A global sweep of legal action against counterfeiters selling fake Microsoft software through online auction sites included a raid by police in Dartmouth, Nova Scotia.
The Halifax Regional Police Integrated Financial Crime Section and the Royal Canadian Mounted Police were involved in an investigation that led to an arrest and seizure of high-quality counterfeit copies of Windows XP and Office 2003 from a Darthmouth home Oct. 28. The arrested person is accused of peddling counterfeit wares over eBay after importing them from overseas.
“We have a team that regularly monitors auction sites,” says Christopher Tortorice, corporate counsel of anti-piracy for Microsoft Canada. “It’s a growing channel, a place where we’re seeing more and more counterfeit products appear.”
The Dartmouth raid was just one of 63 legal actions in 12 countries taking places over the last month that Microsoft announced last Thursday. All took place against fraudsters hawking Microsoft counterfeit software through online auctions. Many – not the Dartmouth case – were selling a fictional version of Office 2007 dubbed “Blue Edition”. Though advertised as an exclusive edition that was previously only available to Microsoft employees, it is actually just low-quality counterfeit software burned to a blue CD.
The accused Dartmouth fraudster had done a more convincing job of fooling consumers, according to Microsoft sources.
“It was rather high quality counterfeit,” Tortorice says. “I believe the disks were made with a replication machine and put into packaging that resembled Microsoft packaging.”
But it can take surprisingly little effort to dupe a consumer into buying a counterfeit product. Many fraudsters are so brash they put an origin of manufacturer label onto their product – even if they are based in a country where the company doesn’t operate. Many of these labels indicate Asian origin and often counterfeit product sales have links to organized crime, says Corp. Angela Hawryluk, head of the enforcement section of the Halifax RCMP.

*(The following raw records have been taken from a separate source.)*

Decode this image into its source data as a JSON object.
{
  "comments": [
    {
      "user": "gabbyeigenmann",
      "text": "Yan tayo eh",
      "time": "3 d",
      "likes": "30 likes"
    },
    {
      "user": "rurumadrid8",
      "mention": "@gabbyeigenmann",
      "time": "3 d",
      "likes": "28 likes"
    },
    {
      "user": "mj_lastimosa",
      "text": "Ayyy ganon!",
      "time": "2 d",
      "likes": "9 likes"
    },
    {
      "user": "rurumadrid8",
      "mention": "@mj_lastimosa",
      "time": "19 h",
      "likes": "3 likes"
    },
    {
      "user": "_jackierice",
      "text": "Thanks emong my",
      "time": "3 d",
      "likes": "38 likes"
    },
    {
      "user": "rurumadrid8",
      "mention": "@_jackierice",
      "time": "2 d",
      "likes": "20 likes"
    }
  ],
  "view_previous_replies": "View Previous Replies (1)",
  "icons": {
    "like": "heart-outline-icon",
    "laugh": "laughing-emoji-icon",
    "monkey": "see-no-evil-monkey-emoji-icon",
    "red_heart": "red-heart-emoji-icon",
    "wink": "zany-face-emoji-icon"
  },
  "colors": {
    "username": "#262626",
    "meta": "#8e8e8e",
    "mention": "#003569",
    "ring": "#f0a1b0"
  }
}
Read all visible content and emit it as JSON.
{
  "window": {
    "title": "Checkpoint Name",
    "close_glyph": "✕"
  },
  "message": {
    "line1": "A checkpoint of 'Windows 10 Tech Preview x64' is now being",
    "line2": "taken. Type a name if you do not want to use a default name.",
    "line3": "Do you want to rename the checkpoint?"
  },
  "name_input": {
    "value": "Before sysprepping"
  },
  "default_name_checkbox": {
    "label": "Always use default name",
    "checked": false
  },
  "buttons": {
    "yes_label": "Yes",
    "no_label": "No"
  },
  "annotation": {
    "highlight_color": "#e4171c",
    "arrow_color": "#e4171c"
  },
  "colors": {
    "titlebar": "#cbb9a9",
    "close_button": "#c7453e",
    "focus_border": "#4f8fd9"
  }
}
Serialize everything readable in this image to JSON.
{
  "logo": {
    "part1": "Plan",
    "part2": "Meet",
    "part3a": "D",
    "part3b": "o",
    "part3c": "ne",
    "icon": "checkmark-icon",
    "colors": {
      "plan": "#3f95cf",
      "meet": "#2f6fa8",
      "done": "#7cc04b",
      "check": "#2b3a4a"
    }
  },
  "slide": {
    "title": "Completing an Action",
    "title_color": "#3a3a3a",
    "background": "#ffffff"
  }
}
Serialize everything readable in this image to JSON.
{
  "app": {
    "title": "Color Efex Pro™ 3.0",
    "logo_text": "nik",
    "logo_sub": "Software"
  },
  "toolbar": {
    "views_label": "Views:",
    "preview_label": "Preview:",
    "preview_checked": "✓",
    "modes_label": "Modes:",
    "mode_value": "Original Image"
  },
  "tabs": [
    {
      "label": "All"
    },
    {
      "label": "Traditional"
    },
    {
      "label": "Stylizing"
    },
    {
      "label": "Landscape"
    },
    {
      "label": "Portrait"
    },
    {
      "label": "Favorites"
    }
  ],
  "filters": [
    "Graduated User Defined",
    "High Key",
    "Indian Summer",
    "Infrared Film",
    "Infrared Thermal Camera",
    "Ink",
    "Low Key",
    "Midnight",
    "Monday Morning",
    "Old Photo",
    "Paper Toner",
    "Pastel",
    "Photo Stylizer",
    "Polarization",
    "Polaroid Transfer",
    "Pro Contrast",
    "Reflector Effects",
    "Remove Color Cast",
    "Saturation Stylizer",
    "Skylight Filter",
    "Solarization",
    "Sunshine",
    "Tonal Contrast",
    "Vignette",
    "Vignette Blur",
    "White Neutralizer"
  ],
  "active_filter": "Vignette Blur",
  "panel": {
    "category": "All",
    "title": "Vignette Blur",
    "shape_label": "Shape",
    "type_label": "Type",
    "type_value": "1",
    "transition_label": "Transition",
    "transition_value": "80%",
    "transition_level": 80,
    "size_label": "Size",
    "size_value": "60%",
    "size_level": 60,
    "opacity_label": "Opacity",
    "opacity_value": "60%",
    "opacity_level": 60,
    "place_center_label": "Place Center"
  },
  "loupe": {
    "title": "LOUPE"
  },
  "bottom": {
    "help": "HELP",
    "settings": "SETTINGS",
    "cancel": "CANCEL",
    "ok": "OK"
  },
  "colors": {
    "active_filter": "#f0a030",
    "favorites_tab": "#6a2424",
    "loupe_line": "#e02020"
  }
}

“That’s how bold some of these counterfeiters are,” she says. “If you’re buying their products, you’re often supporting a criminal organization.”
The investigation into the Dartmouth suspect began a year ago after a Microsoft agent purchased several units of software from the seller on EBay, which all proved to be fraudulent.
The accused was allegedly purchasing counterfeit copies of Window’s XP Professional and Office 2003 from overseas, re-selling them over the online auction site, EBay, and making a hefty per product profit.
Counterfeit software is one channel for pirated software that flows across the Internet and even into retail stores. Despite being the 20 countries with the lowest rates of software piracy, still about one third of all software installed is pirated software, according to the Business Software Alliance report. The report from analyst firm IDC was released in May. All that piracy equates to as much as $1 billion in lost revenue for the legitimate Canadian economy.
Not only does fraud cost the economy in terms of cash, but also in terms of innovation, says Douglas Simpson, president and CEO of the Canadian Council of Better Business Bureaus.
“The people that are legitimately trying to develop software put a lot of work into it,” he says. “If they can’t be ensured that effort will result in some sort of return will stop doing it over time.”
Not to mention the cost of law enforcement to put a stop to the fraud – court proceedings, law enforcement and more.
Microsoft runs a hotline at 1-800-RU-LEGIT to take reports of suspected counterfeit software. It also has an online Windows Genuine Advantage program that allows customers to submit software they suspect is counterfeit. If it is, Microsoft will replace it with a real copy. Another Web site, www.howtotell.com, offers consumers tips on how to recognize counterfeit software before they buy it.
“If the price looks too good to be true, it probably is,” Tortorice says. “Look for the seller’s rating and the comments from other customers, and ask whether you get all the markets of authenticity like a hologram CD.”
Businesses can do their part to ensure counterfeit software doesn’t enter the organization by putting in place a centralized purchasing policy, Simpson says. Having one point where all decision-making flows through ensures that proper due diligence can be done on the software used by employees. It also helps an organization keep on top of tracking licenses and educate employees about identifying counterfeit software.
“The policy should also take the necessary steps to register the software with the manufacturer,” he advises.
This isn’t the first run in with counterfeiters Microsoft has had in Canada. The software giant won one of the highest statutory damage awards for copyright infringement in Canadian history in December 2006. Quebec native Carmelo Cerrelli was fined a total of $700,000 at the time and banned from selling counterfeit copies.
Cerrelli ignored that advice and was hauled to court by Microsoft again for dealing counterfeit software. In a ruling delivered Dec. 1, a court fined him an additional $100,000 for contempt or up to 60 days of jail time if he fails to pay.